An exact copy of every record below is what's needed here.

**Dataset extract:**

=======

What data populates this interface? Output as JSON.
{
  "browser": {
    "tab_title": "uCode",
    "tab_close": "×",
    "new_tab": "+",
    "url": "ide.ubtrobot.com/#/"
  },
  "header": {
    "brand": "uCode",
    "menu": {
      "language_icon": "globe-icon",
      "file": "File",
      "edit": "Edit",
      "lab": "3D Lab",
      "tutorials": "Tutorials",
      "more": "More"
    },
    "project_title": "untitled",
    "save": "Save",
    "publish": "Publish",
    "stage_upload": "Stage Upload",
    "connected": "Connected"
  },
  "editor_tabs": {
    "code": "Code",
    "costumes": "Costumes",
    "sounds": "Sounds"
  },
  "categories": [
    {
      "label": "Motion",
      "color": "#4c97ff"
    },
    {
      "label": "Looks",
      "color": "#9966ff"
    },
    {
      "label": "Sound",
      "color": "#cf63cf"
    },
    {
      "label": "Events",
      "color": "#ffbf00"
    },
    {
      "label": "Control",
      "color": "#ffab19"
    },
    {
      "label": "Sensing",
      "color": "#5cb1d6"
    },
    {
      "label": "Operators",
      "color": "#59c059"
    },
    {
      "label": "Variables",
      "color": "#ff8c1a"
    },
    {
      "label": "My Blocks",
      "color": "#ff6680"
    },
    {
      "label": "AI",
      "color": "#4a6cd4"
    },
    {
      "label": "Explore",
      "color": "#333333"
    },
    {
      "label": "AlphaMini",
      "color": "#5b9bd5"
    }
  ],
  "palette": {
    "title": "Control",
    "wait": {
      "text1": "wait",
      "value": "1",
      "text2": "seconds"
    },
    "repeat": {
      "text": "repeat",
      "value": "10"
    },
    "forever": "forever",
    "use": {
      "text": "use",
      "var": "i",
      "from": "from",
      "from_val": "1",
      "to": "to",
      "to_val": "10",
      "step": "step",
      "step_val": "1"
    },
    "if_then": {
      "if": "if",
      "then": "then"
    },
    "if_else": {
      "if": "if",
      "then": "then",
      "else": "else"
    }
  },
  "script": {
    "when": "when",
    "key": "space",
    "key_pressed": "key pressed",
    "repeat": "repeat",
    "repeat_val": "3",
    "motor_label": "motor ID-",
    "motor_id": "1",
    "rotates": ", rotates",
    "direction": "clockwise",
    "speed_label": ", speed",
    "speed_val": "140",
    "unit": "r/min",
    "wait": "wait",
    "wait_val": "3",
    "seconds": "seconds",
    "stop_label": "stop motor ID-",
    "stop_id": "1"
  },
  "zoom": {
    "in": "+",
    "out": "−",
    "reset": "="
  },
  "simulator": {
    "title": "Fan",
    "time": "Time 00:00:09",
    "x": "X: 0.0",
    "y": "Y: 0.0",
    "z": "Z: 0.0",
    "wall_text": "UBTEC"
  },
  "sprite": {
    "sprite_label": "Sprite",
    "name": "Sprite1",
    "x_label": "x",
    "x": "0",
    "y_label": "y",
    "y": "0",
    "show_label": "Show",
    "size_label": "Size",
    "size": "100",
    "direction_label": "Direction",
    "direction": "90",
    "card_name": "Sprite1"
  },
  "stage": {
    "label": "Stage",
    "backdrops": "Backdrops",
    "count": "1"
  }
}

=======

**Solution for this exercise:**
What data populates this interface? Output as JSON.
{
  "browser": {
    "tab_title": "uCode",
    "tab_close": "×",
    "new_tab": "+",
    "url": "ide.ubtrobot.com/#/"
  },
  "header": {
    "brand": "uCode",
    "menu": {
      "language_icon": "globe-icon",
      "file": "File",
      "edit": "Edit",
      "lab": "3D Lab",
      "tutorials": "Tutorials",
      "more": "More"
    },
    "project_title": "untitled",
    "save": "Save",
    "publish": "Publish",
    "stage_upload": "Stage Upload",
    "connected": "Connected"
  },
  "editor_tabs": {
    "code": "Code",
    "costumes": "Costumes",
    "sounds": "Sounds"
  },
  "categories": [
    {
      "label": "Motion",
      "color": "#4c97ff"
    },
    {
      "label": "Looks",
      "color": "#9966ff"
    },
    {
      "label": "Sound",
      "color": "#cf63cf"
    },
    {
      "label": "Events",
      "color": "#ffbf00"
    },
    {
      "label": "Control",
      "color": "#ffab19"
    },
    {
      "label": "Sensing",
      "color": "#5cb1d6"
    },
    {
      "label": "Operators",
      "color": "#59c059"
    },
    {
      "label": "Variables",
      "color": "#ff8c1a"
    },
    {
      "label": "My Blocks",
      "color": "#ff6680"
    },
    {
      "label": "AI",
      "color": "#4a6cd4"
    },
    {
      "label": "Explore",
      "color": "#333333"
    },
    {
      "label": "AlphaMini",
      "color": "#5b9bd5"
    }
  ],
  "palette": {
    "title": "Control",
    "wait": {
      "text1": "wait",
      "value": "1",
      "text2": "seconds"
    },
    "repeat": {
      "text": "repeat",
      "value": "10"
    },
    "forever": "forever",
    "use": {
      "text": "use",
      "var": "i",
      "from": "from",
      "from_val": "1",
      "to": "to",
      "to_val": "10",
      "step": "step",
      "step_val": "1"
    },
    "if_then": {
      "if": "if",
      "then": "then"
    },
    "if_else": {
      "if": "if",
      "then": "then",
      "else": "else"
    }
  },
  "script": {
    "when": "when",
    "key": "space",
    "key_pressed": "key pressed",
    "repeat": "repeat",
    "repeat_val": "3",
    "motor_label": "motor ID-",
    "motor_id": "1",
    "rotates": ", rotates",
    "direction": "clockwise",
    "speed_label": ", speed",
    "speed_val": "140",
    "unit": "r/min",
    "wait": "wait",
    "wait_val": "3",
    "seconds": "seconds",
    "stop_label": "stop motor ID-",
    "stop_id": "1"
  },
  "zoom": {
    "in": "+",
    "out": "−",
    "reset": "="
  },
  "simulator": {
    "title": "Fan",
    "time": "Time 00:00:09",
    "x": "X: 0.0",
    "y": "Y: 0.0",
    "z": "Z: 0.0",
    "wall_text": "UBTEC"
  },
  "sprite": {
    "sprite_label": "Sprite",
    "name": "Sprite1",
    "x_label": "x",
    "x": "0",
    "y_label": "y",
    "y": "0",
    "show_label": "Show",
    "size_label": "Size",
    "size": "100",
    "direction_label": "Direction",
    "direction": "90",
    "card_name": "Sprite1"
  },
  "stage": {
    "label": "Stage",
    "backdrops": "Backdrops",
    "count": "1"
  }
}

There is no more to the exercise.